"Having been page and squire myself, ser," Kittridge says a bit dryly, "You don't have to tell me." He grins a bit, and then shrugs. "That knighthood never really existed, I think. And it certainly doesn't now. So just as well if there's nobody standing for it and giving people daft notions about what it really means. Though that's always been as much about stories of past knights as current ones, and they're still good for that, dead and diminished as they might be now we're old enough to know better."
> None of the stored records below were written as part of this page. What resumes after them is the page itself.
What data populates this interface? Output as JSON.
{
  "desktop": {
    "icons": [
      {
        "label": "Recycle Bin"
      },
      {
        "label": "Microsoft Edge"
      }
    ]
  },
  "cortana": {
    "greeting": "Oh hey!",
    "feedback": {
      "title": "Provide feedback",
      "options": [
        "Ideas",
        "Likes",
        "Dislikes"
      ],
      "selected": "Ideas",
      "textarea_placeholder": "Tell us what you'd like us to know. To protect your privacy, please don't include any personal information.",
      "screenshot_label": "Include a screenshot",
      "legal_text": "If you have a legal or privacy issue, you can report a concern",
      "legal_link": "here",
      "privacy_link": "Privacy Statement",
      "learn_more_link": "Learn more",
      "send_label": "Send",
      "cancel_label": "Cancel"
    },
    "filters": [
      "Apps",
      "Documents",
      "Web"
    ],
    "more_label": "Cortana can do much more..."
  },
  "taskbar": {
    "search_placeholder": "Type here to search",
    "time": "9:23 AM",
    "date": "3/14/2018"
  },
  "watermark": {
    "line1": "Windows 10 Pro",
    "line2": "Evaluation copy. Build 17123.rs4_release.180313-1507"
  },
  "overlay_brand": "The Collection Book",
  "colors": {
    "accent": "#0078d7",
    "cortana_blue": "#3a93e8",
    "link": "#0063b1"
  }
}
"Perhaps," Riordan muses, shrugging his shoulders. "Perhaps it did exist, and it is easier to think that it didnt, for elsewise we shall have lost it in our lifetimes. Or perhapos it did not, and it has always been an excuse for brave men to go off and die for no damned good reason." He shrugs his shoulders. "Still, nothing wrong with pretty thoughts, regardless of the truth, as long as you don't let them rule your head completely." He looks further down the stables, then says, "Well, I think I shall go see to my horse, Ser Kittridge, and then I am for bed." A pause, before he adds, glancing back to the man, "Oh, before I forget… you may wish to keep an eye on your sister's cat. He upset the hounds in here the other day, and I nearly got myself trampled by my horse for the trouble. I'd hate for it to happen again for someone who does not know how to handle a startled horse in an enclosed area." He doesnt seem upset or anything, just cautious for the poor stablehands who might have to deal with the effects of Barristan's rampages next time.
"Maybe so," Kittridge replies, noncommittal. He inclines his head in farewell, and then lifts a brow in question as Riordan turns back. At his words, he rolls his eyes, and shakes his head. "Barristan is a spoiled menace, always has been. Though I'm surprised the horses minded so much, it's not like the Roost hasn't got plenty of cats of its own. But I'll mention it to her," he offers with a nod. "Good evening, Ser Riordan."
"Well, it was mainly all around bad luck on my part," Riordan says with a laugh. I happened to be in a stall with a horse right next to where the kennels were, at the exact moment that Barristan send them all into a tizzy. So more then likely, the risk is minimal. Still, I doubt anyone wants an accident if it can be avoided." He grins to Kittridge, inclines his head, and then heads off to find his horse and look in on him.